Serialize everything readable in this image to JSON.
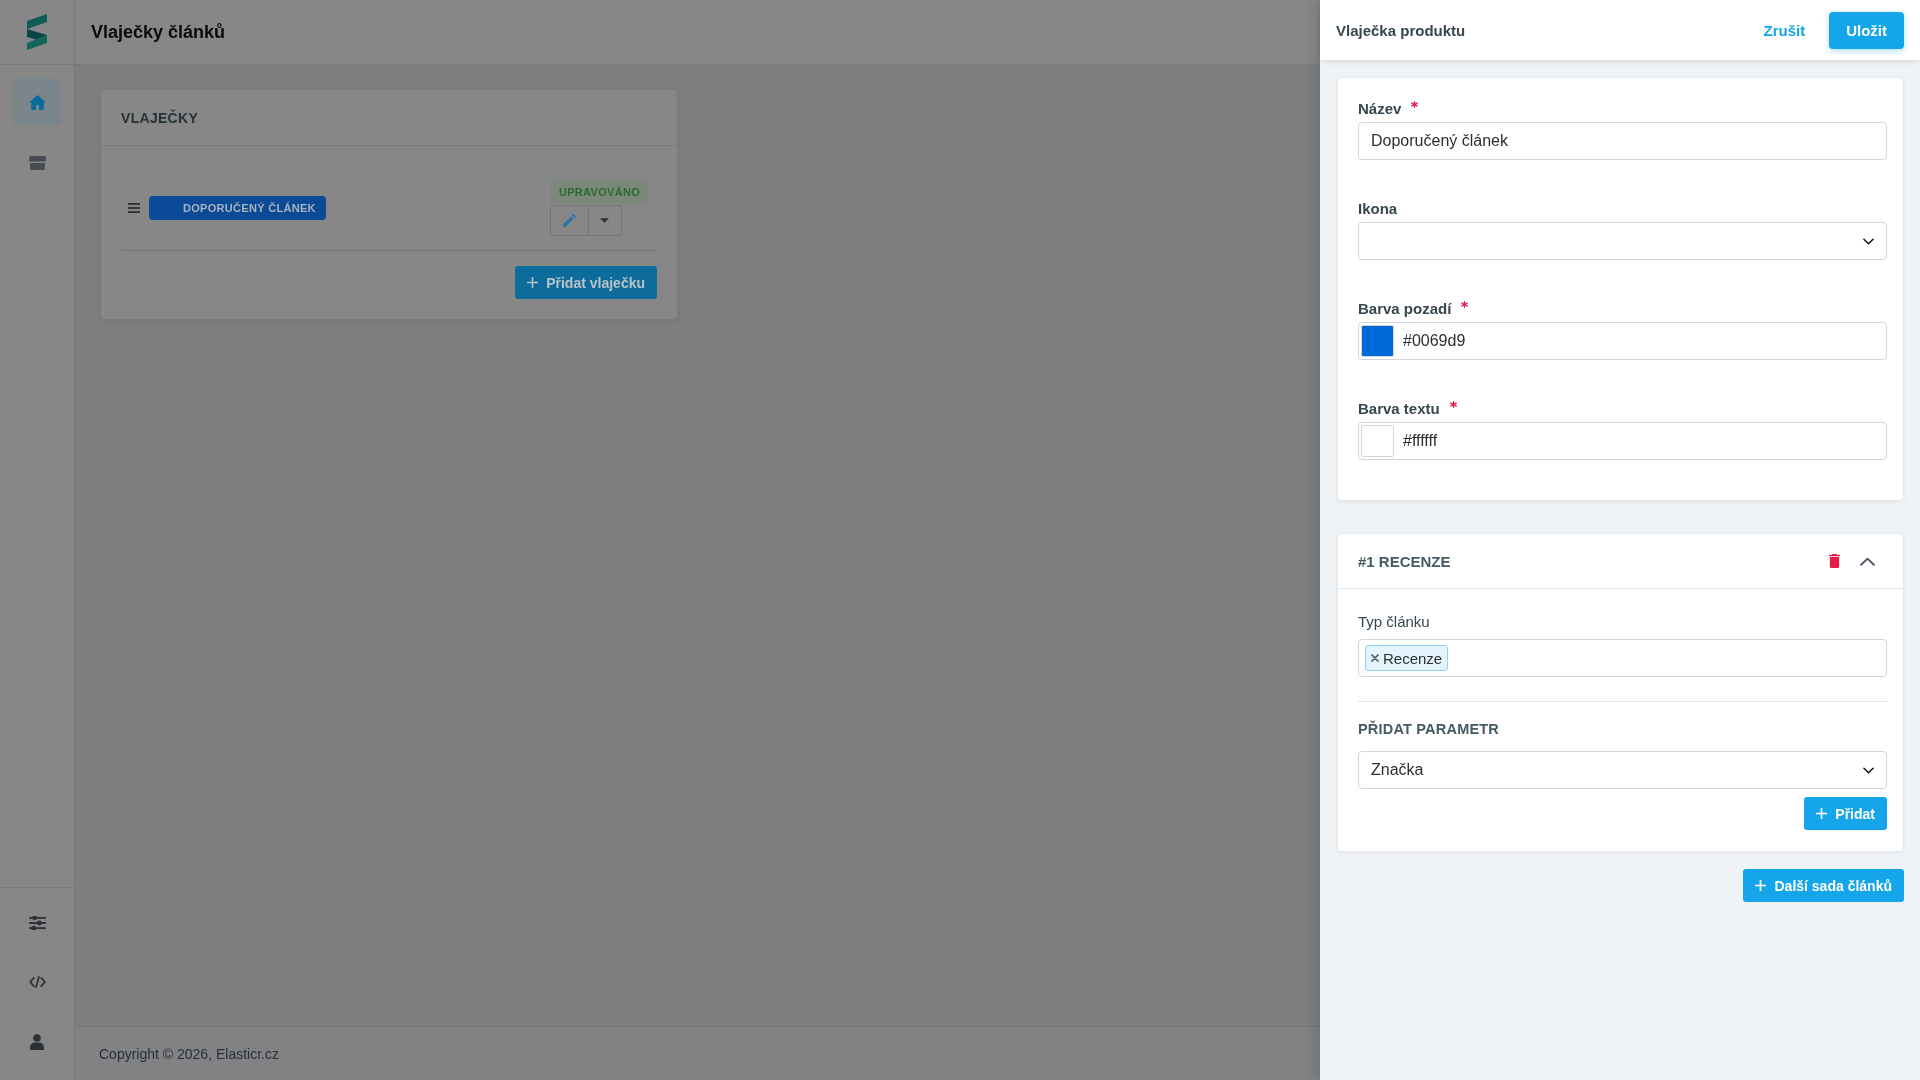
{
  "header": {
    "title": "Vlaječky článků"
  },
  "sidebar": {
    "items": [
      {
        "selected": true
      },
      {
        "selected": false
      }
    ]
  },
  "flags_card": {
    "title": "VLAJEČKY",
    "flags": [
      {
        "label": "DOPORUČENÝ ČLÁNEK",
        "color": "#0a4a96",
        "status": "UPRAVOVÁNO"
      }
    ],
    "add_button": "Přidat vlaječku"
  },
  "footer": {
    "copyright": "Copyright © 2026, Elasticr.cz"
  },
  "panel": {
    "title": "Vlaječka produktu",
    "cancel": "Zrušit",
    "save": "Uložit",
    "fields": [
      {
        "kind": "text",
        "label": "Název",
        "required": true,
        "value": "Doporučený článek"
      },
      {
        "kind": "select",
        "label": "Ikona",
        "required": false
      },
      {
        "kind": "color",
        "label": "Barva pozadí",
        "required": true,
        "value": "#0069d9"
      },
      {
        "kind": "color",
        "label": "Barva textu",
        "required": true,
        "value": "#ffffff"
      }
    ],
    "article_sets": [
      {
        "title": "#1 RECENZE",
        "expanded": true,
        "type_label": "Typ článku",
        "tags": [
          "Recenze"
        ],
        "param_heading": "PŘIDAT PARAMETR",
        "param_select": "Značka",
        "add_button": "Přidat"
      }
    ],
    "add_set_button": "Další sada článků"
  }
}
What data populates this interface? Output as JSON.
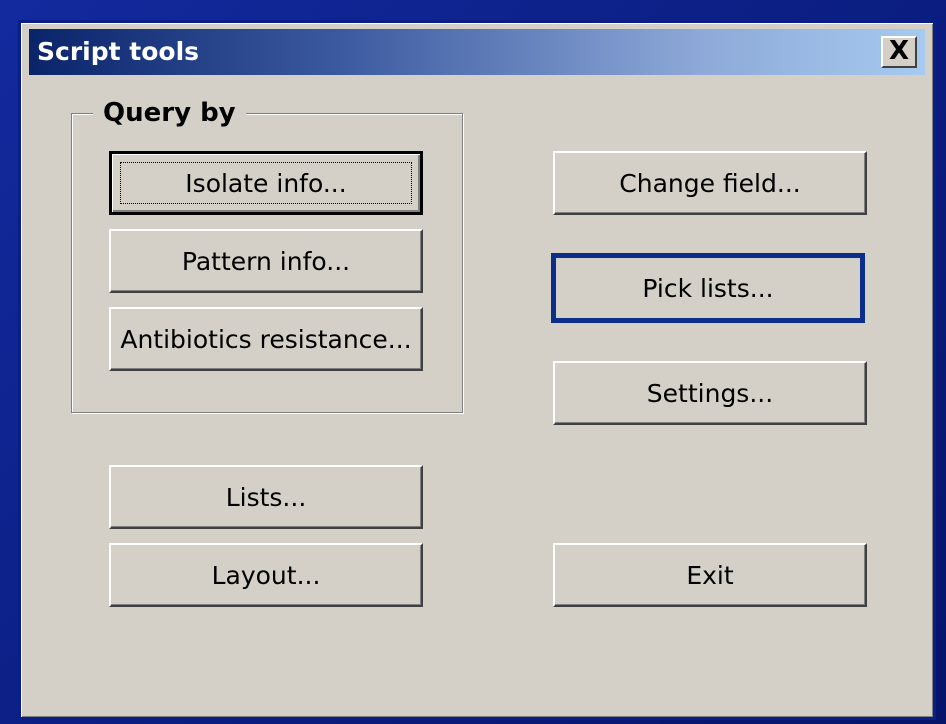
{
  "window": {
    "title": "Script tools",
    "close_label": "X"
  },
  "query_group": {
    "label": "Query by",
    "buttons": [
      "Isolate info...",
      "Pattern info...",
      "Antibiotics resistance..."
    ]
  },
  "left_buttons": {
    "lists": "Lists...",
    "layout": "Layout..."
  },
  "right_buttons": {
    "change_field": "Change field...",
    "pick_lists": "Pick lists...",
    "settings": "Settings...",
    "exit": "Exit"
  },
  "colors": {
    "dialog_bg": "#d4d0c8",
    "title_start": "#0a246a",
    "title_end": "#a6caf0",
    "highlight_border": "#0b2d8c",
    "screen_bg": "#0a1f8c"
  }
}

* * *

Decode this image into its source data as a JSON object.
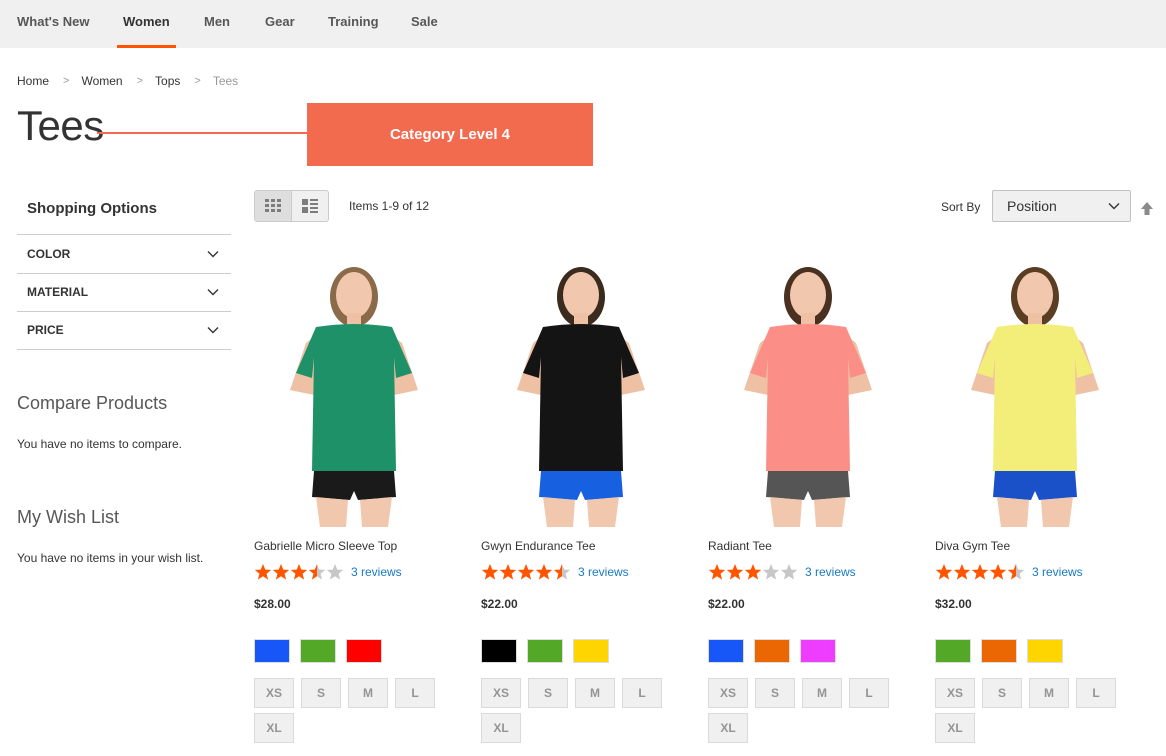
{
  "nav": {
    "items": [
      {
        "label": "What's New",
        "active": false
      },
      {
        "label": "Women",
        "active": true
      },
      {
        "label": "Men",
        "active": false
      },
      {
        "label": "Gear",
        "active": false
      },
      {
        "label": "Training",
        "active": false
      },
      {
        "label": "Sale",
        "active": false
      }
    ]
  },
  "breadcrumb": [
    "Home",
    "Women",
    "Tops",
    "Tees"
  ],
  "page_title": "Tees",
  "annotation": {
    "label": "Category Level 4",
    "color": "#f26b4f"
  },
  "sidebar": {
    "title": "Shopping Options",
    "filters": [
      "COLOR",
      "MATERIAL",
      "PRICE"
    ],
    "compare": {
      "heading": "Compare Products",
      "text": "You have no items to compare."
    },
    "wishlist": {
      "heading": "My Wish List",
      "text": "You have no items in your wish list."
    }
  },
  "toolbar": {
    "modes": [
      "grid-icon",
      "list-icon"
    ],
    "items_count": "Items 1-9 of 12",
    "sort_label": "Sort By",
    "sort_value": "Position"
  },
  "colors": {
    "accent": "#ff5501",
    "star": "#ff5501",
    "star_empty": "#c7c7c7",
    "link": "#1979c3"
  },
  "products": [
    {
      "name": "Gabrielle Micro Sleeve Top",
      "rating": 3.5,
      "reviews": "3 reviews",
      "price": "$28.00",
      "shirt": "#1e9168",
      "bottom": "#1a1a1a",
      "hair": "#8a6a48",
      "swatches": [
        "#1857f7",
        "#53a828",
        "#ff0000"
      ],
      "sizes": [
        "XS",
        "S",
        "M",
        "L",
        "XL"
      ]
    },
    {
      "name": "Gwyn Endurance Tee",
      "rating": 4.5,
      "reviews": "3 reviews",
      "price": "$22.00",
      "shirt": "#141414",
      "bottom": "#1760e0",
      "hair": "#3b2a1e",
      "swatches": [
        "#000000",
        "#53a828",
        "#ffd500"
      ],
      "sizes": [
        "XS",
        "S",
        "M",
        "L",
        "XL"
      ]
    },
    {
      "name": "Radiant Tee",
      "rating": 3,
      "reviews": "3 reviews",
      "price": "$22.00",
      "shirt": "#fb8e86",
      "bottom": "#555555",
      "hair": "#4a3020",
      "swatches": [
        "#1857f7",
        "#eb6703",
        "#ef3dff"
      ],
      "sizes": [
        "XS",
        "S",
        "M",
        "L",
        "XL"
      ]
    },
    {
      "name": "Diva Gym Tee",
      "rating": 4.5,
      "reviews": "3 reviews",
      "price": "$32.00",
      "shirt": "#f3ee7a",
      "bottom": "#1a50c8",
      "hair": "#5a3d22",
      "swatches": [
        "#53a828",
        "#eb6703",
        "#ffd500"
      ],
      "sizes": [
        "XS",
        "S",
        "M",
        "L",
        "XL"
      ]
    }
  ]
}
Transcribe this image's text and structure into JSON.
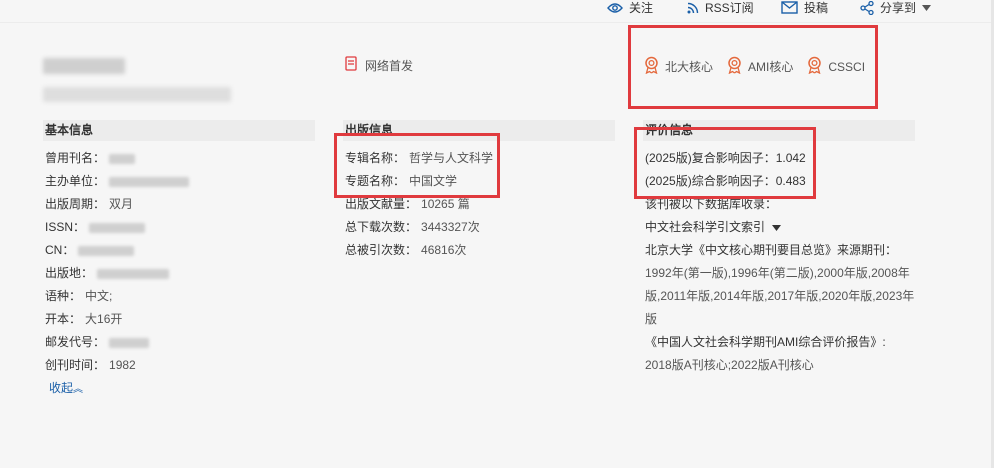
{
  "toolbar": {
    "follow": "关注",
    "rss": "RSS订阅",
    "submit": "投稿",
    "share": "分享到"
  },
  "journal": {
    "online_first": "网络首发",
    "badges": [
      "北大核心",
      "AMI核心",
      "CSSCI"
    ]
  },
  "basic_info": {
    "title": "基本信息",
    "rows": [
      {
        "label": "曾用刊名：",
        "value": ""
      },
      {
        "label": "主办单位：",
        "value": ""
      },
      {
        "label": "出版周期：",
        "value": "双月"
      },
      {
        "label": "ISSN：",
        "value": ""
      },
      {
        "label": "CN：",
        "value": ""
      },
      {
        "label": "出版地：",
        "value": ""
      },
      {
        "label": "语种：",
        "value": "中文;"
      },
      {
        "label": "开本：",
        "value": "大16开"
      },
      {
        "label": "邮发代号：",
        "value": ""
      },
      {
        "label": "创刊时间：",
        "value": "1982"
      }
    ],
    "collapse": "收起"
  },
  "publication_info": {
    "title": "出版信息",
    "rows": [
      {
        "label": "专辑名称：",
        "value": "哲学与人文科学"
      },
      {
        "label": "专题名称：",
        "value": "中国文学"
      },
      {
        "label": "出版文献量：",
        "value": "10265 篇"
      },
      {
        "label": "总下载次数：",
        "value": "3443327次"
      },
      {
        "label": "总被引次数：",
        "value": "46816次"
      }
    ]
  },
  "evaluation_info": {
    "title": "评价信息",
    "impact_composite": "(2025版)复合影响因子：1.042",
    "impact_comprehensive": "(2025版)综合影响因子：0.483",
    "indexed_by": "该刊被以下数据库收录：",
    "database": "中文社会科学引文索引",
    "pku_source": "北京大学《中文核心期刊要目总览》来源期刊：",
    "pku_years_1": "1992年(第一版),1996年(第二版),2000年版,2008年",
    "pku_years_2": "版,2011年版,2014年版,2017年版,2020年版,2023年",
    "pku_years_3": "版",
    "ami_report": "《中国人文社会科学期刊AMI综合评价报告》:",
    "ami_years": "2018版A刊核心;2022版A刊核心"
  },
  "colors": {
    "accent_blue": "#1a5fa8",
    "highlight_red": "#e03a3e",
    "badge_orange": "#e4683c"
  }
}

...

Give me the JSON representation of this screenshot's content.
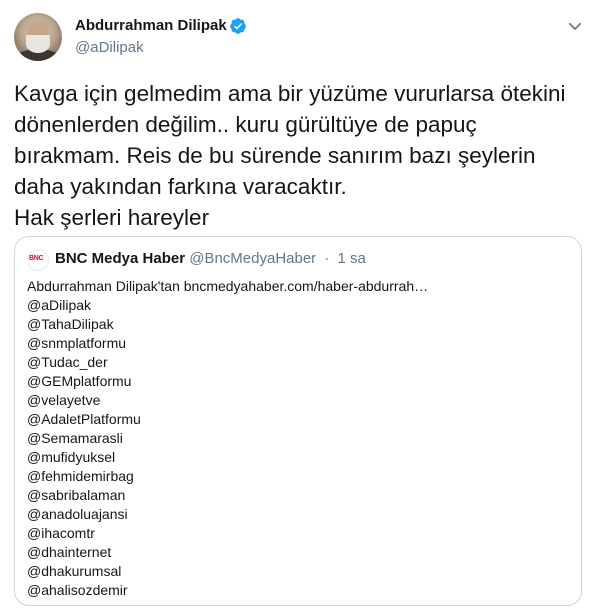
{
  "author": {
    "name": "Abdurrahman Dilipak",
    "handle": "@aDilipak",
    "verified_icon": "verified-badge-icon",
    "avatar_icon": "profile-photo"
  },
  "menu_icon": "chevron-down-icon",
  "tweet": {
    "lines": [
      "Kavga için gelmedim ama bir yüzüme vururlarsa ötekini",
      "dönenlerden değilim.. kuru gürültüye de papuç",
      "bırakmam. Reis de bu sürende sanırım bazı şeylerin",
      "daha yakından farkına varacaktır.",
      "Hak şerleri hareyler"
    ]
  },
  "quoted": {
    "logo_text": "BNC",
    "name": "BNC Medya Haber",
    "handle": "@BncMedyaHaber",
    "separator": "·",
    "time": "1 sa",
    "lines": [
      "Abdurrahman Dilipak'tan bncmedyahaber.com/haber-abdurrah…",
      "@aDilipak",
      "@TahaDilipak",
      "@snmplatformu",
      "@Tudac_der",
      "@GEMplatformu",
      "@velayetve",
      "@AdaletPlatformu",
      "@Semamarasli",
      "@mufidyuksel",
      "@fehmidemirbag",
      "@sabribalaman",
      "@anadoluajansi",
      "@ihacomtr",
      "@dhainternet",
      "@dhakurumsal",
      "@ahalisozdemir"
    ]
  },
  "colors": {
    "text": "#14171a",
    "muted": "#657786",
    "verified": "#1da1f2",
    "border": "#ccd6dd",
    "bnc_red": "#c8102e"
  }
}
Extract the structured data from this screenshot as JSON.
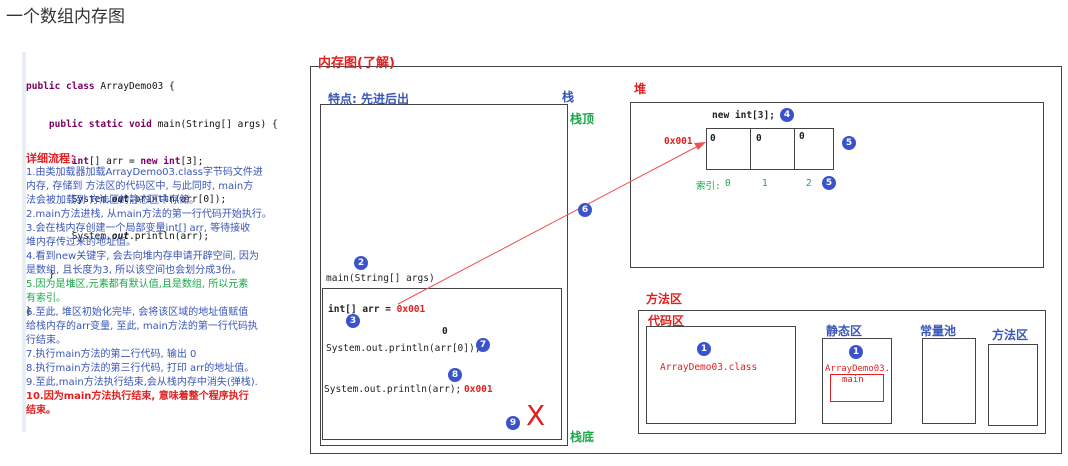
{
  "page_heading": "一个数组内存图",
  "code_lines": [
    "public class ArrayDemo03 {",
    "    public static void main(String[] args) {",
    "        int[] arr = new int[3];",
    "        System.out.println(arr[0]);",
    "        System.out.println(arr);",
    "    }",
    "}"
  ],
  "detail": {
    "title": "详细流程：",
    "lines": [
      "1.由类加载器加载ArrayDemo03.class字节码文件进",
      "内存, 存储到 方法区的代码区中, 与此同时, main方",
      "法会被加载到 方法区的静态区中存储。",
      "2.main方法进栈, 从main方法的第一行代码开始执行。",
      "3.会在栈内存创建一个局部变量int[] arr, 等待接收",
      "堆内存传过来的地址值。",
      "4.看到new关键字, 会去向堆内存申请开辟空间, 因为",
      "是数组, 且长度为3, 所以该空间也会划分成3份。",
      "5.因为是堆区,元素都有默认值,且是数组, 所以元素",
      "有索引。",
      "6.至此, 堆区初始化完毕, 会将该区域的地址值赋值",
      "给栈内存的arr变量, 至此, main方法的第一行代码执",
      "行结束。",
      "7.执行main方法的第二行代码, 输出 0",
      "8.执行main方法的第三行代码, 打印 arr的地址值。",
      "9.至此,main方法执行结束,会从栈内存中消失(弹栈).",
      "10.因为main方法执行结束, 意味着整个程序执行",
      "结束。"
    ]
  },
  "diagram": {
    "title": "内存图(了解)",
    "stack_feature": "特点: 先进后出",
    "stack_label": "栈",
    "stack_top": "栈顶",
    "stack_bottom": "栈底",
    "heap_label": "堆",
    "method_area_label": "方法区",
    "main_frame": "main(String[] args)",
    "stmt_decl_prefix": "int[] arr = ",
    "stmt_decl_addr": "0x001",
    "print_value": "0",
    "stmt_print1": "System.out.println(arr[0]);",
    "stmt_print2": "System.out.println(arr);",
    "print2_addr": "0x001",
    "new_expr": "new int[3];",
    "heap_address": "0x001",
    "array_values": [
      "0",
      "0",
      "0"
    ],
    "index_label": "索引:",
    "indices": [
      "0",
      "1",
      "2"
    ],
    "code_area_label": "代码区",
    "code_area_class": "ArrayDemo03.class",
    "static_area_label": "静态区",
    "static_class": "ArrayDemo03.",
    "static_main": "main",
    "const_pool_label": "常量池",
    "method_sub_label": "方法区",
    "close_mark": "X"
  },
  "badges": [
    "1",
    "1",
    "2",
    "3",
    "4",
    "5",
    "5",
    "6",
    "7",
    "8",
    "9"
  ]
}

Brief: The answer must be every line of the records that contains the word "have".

Answer box:
      "text": "You have no items to compare."
      "text": "You have no items in your wish list."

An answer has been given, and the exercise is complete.